The NCAA today announced it has established an independent task force to develop the philosophy and guidelines for the $60 million endowment, created under the Consent Decree, that will benefit external programs for the prevention of child sexual abuse and victim treatment.
“Since July, Penn State has received input from a variety of sources with respect to the structure and operation of the endowment, which we have passed along to the NCAA,” said Penn State President Rodney Erickson. “The NCAA has determined that at least one quarter of the annual disbursements from the endowment will be reserved for Pennsylvania organizations. However, recognizing that child sexual abuse is a national issue, the NCAA has determined that grants from the endowment will be available in other states as well.

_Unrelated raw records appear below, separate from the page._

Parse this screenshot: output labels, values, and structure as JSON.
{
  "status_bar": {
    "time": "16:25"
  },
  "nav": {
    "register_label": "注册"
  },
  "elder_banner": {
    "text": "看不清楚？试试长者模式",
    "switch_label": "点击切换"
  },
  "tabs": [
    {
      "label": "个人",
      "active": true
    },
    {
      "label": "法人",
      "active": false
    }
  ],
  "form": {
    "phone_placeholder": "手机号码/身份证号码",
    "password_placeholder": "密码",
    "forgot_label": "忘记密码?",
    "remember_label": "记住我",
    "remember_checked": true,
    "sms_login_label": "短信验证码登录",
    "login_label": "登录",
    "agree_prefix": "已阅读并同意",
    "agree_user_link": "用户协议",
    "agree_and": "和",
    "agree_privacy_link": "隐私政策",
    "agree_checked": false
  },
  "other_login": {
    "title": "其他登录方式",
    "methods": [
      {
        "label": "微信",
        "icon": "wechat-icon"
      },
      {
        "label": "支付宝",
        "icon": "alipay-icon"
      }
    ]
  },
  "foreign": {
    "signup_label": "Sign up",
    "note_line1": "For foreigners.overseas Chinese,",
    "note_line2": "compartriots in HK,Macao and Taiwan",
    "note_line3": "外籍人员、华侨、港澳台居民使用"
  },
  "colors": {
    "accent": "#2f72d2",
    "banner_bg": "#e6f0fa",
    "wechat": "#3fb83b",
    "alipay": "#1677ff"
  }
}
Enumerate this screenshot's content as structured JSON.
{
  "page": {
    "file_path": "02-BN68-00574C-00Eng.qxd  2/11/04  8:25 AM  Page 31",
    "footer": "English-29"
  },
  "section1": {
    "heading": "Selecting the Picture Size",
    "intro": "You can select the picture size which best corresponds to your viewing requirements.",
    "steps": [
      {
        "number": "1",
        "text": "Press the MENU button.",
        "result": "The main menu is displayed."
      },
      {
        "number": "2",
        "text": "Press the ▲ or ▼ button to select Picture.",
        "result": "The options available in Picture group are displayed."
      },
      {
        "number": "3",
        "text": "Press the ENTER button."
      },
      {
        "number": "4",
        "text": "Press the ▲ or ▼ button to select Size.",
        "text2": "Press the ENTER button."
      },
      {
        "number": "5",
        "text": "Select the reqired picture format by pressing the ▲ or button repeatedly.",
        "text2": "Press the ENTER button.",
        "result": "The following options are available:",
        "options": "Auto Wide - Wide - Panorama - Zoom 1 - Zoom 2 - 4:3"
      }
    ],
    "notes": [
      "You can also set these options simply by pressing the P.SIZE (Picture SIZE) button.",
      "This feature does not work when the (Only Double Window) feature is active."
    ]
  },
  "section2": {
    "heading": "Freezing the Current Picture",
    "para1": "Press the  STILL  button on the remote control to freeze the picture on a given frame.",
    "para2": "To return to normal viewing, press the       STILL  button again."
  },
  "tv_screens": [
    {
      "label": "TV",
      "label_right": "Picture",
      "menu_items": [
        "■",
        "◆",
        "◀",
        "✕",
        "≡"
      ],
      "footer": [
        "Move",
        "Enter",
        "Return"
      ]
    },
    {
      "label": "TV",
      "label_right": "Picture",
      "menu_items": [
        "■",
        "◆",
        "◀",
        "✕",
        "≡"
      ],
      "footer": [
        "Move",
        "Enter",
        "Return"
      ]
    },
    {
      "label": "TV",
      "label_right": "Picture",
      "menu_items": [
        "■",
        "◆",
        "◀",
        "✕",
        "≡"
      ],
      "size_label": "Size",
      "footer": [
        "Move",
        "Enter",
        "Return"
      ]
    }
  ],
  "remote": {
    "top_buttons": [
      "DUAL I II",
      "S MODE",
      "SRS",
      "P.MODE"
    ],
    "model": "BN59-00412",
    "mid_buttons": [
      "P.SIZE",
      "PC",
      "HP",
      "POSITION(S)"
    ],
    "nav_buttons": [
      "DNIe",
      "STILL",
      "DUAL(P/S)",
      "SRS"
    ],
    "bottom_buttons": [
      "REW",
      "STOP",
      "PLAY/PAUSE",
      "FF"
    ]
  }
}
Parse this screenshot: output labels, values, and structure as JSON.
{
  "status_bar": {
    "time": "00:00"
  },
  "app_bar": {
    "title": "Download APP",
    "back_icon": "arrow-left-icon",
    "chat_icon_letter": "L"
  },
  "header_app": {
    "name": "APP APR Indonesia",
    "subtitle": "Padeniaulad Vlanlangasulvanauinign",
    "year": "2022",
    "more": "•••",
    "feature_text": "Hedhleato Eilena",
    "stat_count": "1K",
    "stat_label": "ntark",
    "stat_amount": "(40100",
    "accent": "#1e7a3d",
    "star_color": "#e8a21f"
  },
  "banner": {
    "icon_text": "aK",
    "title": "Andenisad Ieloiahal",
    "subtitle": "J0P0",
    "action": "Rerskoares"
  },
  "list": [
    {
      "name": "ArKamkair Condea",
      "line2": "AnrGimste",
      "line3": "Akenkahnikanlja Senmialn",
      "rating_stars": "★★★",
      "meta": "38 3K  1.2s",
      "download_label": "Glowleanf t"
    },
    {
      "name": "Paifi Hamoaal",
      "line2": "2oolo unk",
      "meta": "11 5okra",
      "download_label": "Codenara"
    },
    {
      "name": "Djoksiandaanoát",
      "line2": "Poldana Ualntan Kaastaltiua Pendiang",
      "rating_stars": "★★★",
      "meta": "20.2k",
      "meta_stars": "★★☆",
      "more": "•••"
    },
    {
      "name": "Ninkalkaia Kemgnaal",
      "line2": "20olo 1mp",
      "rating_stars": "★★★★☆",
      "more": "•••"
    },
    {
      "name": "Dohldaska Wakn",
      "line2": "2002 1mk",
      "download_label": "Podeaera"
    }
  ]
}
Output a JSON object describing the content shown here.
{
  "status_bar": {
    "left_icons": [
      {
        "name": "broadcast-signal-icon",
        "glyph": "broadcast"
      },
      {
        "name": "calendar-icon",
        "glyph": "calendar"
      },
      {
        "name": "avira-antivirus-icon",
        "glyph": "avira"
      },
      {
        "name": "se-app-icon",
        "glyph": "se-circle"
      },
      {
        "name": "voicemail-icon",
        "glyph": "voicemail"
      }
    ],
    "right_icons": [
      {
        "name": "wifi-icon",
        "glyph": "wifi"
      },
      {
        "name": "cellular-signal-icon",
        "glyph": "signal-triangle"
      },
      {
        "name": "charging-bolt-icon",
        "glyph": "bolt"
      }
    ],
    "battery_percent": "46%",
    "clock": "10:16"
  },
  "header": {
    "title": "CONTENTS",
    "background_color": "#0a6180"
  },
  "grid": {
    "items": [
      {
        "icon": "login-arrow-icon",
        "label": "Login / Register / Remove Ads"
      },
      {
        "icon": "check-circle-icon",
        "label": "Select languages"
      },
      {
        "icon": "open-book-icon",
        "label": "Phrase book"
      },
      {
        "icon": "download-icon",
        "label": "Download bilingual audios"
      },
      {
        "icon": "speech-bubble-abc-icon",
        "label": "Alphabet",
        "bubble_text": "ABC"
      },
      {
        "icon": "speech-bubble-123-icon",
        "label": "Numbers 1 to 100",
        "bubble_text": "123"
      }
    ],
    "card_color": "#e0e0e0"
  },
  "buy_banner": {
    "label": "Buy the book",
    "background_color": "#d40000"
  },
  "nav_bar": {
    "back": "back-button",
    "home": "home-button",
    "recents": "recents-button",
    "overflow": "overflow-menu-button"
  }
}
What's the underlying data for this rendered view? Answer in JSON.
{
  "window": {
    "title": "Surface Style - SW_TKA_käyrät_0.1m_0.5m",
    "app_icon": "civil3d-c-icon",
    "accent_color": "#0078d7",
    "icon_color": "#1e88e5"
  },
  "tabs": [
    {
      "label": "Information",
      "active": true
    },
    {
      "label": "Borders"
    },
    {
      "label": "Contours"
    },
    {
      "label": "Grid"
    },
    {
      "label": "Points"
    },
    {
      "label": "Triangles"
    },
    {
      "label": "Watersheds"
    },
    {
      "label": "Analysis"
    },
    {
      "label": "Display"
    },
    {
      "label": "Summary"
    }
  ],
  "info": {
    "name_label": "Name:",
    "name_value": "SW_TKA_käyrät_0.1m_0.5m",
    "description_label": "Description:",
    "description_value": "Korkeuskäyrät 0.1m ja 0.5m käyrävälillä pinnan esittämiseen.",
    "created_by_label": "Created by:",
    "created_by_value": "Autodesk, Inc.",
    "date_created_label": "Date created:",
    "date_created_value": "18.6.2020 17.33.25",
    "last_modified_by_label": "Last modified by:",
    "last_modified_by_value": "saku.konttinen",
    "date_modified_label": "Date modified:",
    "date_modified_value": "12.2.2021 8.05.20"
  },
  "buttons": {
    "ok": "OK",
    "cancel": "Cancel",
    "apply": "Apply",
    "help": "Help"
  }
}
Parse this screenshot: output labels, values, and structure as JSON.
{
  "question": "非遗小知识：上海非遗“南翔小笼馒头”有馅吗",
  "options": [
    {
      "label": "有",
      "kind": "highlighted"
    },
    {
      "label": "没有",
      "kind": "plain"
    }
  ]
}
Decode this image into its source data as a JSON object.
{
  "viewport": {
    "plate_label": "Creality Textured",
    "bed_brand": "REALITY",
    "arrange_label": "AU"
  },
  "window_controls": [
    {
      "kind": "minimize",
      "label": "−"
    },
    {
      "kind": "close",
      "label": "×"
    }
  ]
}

Penn State appreciates the commitments of the task force on this important endeavor that will help countless victims of child sexual abuse.”
Penn State President Rodney Erickson delivered the following remarks during the regular meeting of the Board of Trustees, held Sept. 14 on the University Park campus.
Good afternoon and welcome. This is the first board meeting of the new academic year, and classes have been in session for about three weeks. I want to say how nice it is to be surrounded by the rhythms of academic life -- papers to be written, quizzes to be graded and department potlucks to be attended. I’ve often thought that one of the main symbols of our academic life -- especially for young faculty or grad students -- is a covered casserole dish.
Perhaps more than any other year, we have all welcomed this return to normalcy and the energy that the students bring to campus.
Penn State’s Board of Trustees today (Sept. 14) received an update on the ongoing work to review and implement the recommendations set forth in Judge Louis Freeh’s July report. The board and University leadership are considering each of the report’s 119 recommendations, designed to strengthen policies and performance in areas such as safety; the identification and reporting of misconduct at Penn State; and University governance.
David Gray, senior vice president for Finance and Business/treasurer, said more than a dozen of the report's recommendations have been substantially addressed and efforts on many more are well under way. Changes already implemented by University leadership include hiring a full-time Clery compliance coordinator and providing Clery Act training for employees; instituting a new policy to limit access to athletic facilities; providing additional resources for the University's Athletic Compliance Office; and restructuring the Board of Trustees to ensure stronger governance of the University and more communication with constituencies, among other actions.
Monthly status reports on the implementation of the recommendations will be posted on the University’s Progress website at http://progress.psu.edu/. The first report will be available before the end of September.
Penn State Board of Trustees Chairman Karen Peetz made the following remarks during the Board's regular meeting on Friday, Sept. 14, at the Nittany Lion Inn.
Good afternoon everyone.
It is good to see our campuses, here in State College and throughout the Commonwealth, are once again abuzz with the activity we are all dedicated to: educating students.
As I noted in my report at the last Trustees’ meeting, much enthusiasm, optimism and pride are in evidence.
Our common theme, our rallying cry, “We Are Penn State,” is in the hearts and minds of our students once again as they focus on their university life.
One instance of such pride and enthusiasm is especially worth noting. It illustrates what is meant, when we all say, “We Are Penn State.”
A University campaign is shining a light on the countless outstanding and exceptional individuals that comprise the Penn State community.
To highlight and celebrate their stories, Faces of Penn State aims to showcase the personal accomplishments, public contributions and pioneering spirit resulting from the Penn State experience, education and community.
The people chosen for Faces of Penn State embody Penn State's values of teaching, research and service and may have achieved significant personal or professional achievements. They are students, faculty, staff, administrators, alumni and local community members whose accomplishments and achievements leave their communities and the world at large a better place.